of TreeLink and cofounder
of the National Alliance
for Community Trees
Driven by unprecedented population growth, communities across America are struggling to keep pace with essential services. Urban planners seek sustainable solutions for unchecked sprawl and tangible ways to save energy. But we've learned there is no "magic bullet" to solve air, water and soil pollution.
This Arbor Day, however, we have the knowledge to create communities that can grow both economically and environmentally, and we have the communication technology to share that knowledge far and wide.
Like an acorn that becomes an oak, it begins in a very small way, with a simple act: planting a tree.
Community trees, a powerful indicator species of a healthy urban environment, are no longer just "nice to have." They are the only element of the urban infrastructure that actually appreciates in value even if the rest depreciates.
Urban forestry, also called community forestry, combines strategic planting with environmental stewardship education to create the green infrastructure for sustainable communities. It's easy to embrace and fast to grow.
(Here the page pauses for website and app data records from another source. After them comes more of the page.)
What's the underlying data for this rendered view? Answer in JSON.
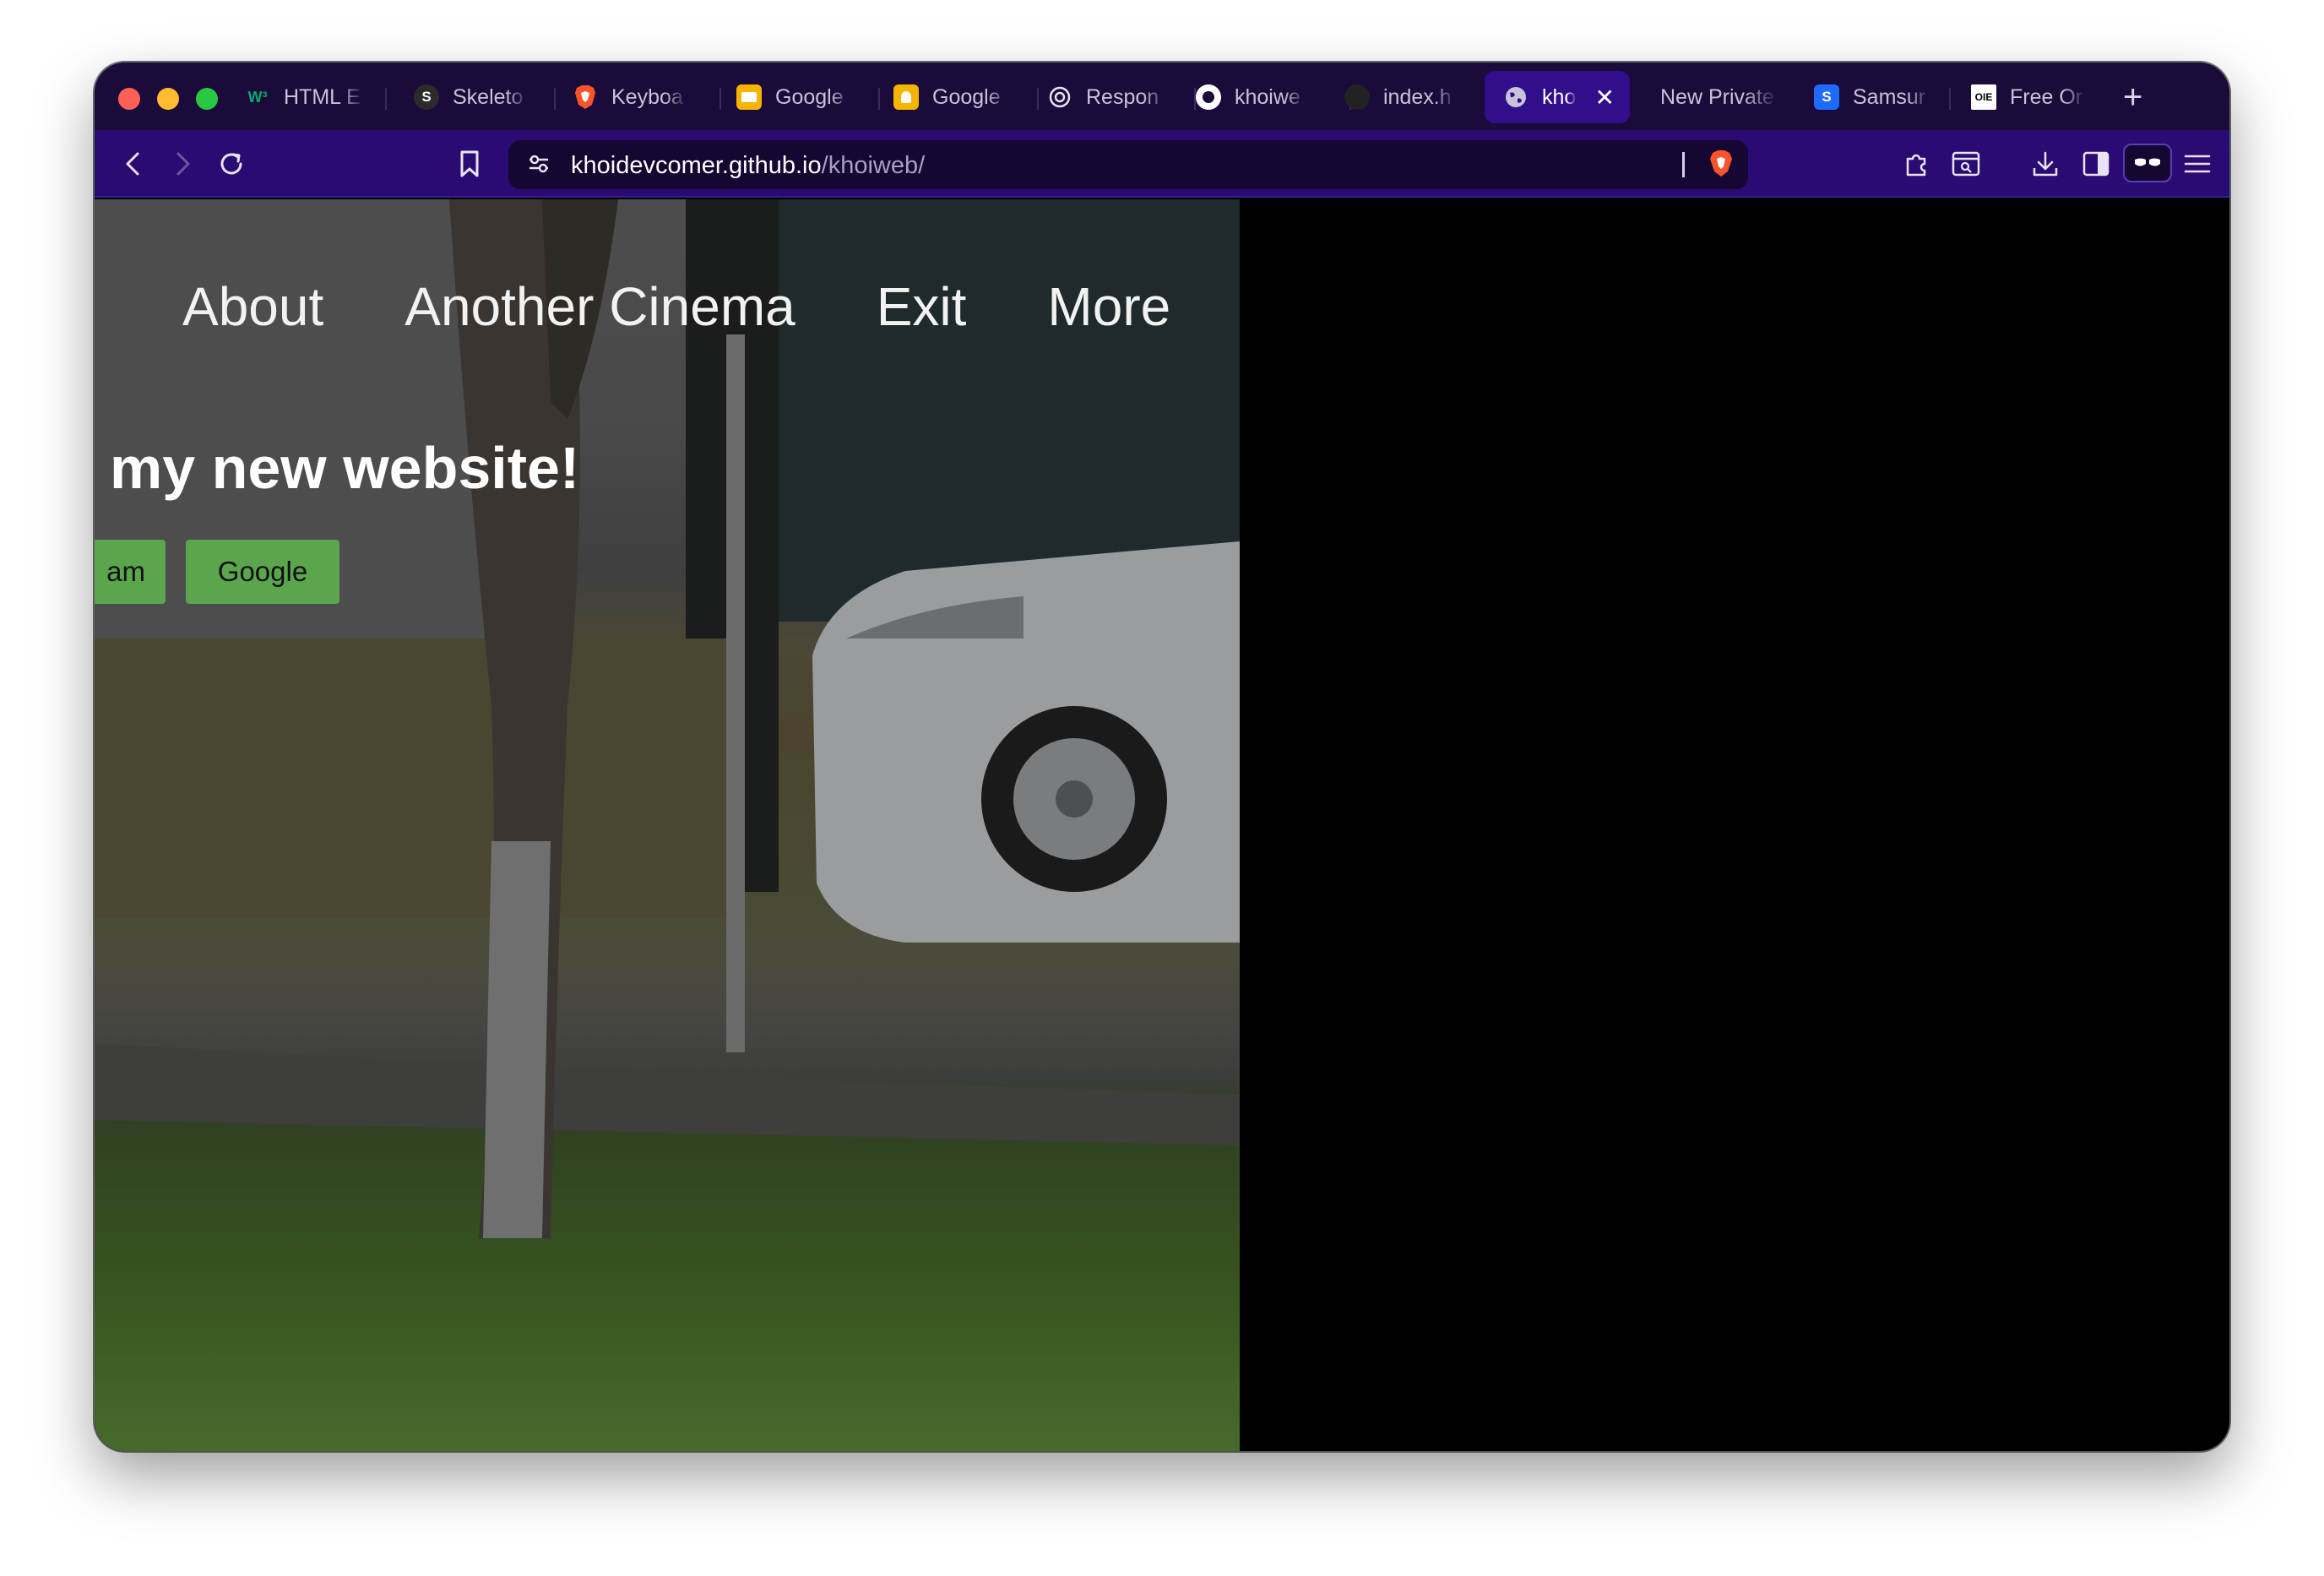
{
  "browser": {
    "tabs": [
      {
        "label": "HTML E",
        "favicon": "w3schools-icon",
        "fav_text": "W³",
        "fav_color": "#04aa6d"
      },
      {
        "label": "Skeleto",
        "favicon": "skeleton-icon",
        "fav_text": "S",
        "fav_color": "#222222"
      },
      {
        "label": "Keyboa",
        "favicon": "brave-icon",
        "fav_text": "",
        "fav_color": "#fb542b"
      },
      {
        "label": "Google",
        "favicon": "google-slides-icon",
        "fav_text": "",
        "fav_color": "#f4b400"
      },
      {
        "label": "Google",
        "favicon": "google-keep-icon",
        "fav_text": "",
        "fav_color": "#f4b400"
      },
      {
        "label": "Respon",
        "favicon": "openai-icon",
        "fav_text": "",
        "fav_color": "#ffffff"
      },
      {
        "label": "khoiwe",
        "favicon": "github-icon",
        "fav_text": "",
        "fav_color": "#ffffff"
      },
      {
        "label": "index.h",
        "favicon": "github-icon",
        "fav_text": "",
        "fav_color": "#222222"
      },
      {
        "label": "kho",
        "favicon": "globe-icon",
        "fav_text": "",
        "fav_color": "#c9c3d9",
        "active": true
      },
      {
        "label": "New Private",
        "favicon": "",
        "fav_text": "",
        "fav_color": ""
      },
      {
        "label": "Samsur",
        "favicon": "samsung-icon",
        "fav_text": "S",
        "fav_color": "#1f6bff"
      },
      {
        "label": "Free Or",
        "favicon": "oie-icon",
        "fav_text": "OIE",
        "fav_color": "#ffffff"
      }
    ],
    "new_tab_label": "+",
    "close_tab_label": "✕",
    "url": {
      "domain": "khoidevcomer.github.io",
      "path": "/khoiweb/"
    },
    "colors": {
      "tabstrip": "#1a0b3a",
      "toolbar": "#2a0b73",
      "active_tab": "#330e8c"
    }
  },
  "site": {
    "nav": [
      "About",
      "Another Cinema",
      "Exit",
      "More"
    ],
    "headline": "my new website!",
    "buttons": {
      "left_partial": "am",
      "google": "Google"
    },
    "button_color": "#5ba64d"
  }
}
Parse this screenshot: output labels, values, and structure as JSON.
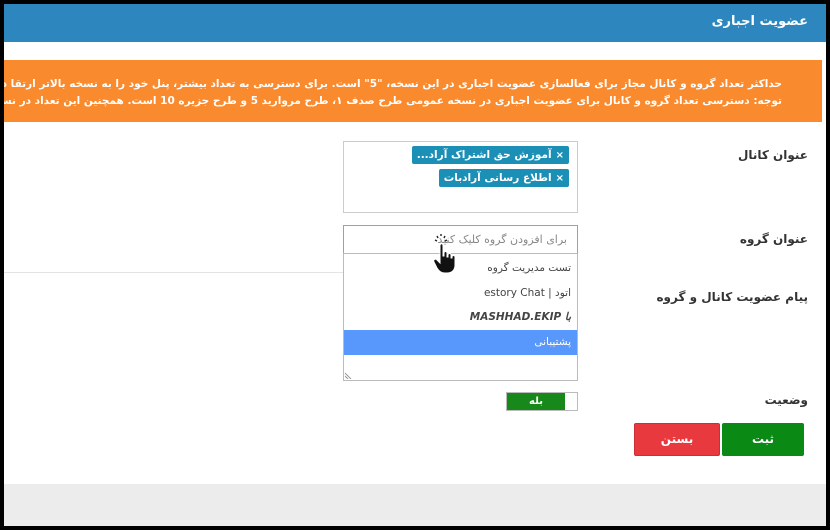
{
  "modal": {
    "title": "عضویت اجباری",
    "alert": {
      "line1": "حداکثر تعداد گروه و کانال مجاز برای فعالسازی عضویت اجباری در این نسخه، \"5\" است. برای دسترسی به تعداد بیشتر، پنل خود را به نسخه بالاتر ارتقا دهید.",
      "line2": "توجه: دسترسی تعداد گروه و کانال برای عضویت اجباری در نسخه عمومی طرح صدف ۱، طرح مروارید 5 و طرح جزیره 10 است. همچنین این تعداد در نسخه های اختصاصی فروشگاه و"
    }
  },
  "form": {
    "channel_label": "عنوان کانال",
    "channel_tags": [
      "آموزش حق اشتراک آراد...",
      "اطلاع رسانی آرادبات"
    ],
    "tag_remove_glyph": "×",
    "group_label": "عنوان گروه",
    "group_placeholder": "برای افزودن گروه کلیک کنید",
    "group_options": [
      "تست مدیریت گروه",
      "اتود | estory Chat",
      "با MASHHAD.EKIP",
      "پشتیبانی"
    ],
    "message_label": "پیام عضویت کانال و گروه",
    "status_label": "وضعیت",
    "status_value": "بله"
  },
  "buttons": {
    "save": "ثبت",
    "close": "بستن"
  },
  "colors": {
    "header": "#2d86bd",
    "alert": "#f98a2e",
    "tag": "#1c8fb6",
    "option_selected": "#5897fb",
    "save": "#0a8a14",
    "close": "#e8393f"
  }
}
It could put environmentalists and political conservatives on the same page.
Sure and steady, this movement is expanding its canopy of benefits while bringing together a remarkable cross-section of supporters from every segment of society.
More than 80 percent of Americans live in urbanized areas, census figures say. If, as Harvard ecologist E.O. Wilson says, "the number-one threat to plant and animal life is loss of habitat," the same principle would apply to people.
Coincidentally, an estimated 80 percent of community trees nationwide are on private property, so the public have a key role and personal responsibility for the environment in which most of us live.
The challenge is to awaken the American public to support their local community forests, which are disappearing at alarming rates. That's why urban forestry groups are working to combine the "old technology" of tree planting with new technology to reach residents.
Philadelphia lost 200,000 shade trees between 1976 and 2004, according to estimates in a 2004 study by forestry consultants. The city has half the number of street trees as Baltimore and one-third as many as Chicago. That's why Philadelphia's Next Great City project is beseeching the next mayor to replant 23,000 neighborhood trees.
Conservative forecasts predict that nine billion people will inhabit this planet by 2025. Hamlets will become villages, and villages will become towns. One day, we wake up and find that our little home town has become a city. In the process, the "natural environment" is profoundly altered by impervious surfaces, including blacktop, concrete, and buildings that dominate the landscape.
Don Willeke, a Minnesota lawyer, former American Forests president, and champion of tree-planting for three decades, says, "To hell with beautification. We plant trees for economic, social and environmental reasons."
Politicians everywhere are experimenting with strategies for urban infrastructure, but few that everyone can agree on, fewer still that actually bring people together. None is so easy and painless as the simple act of planting a tree.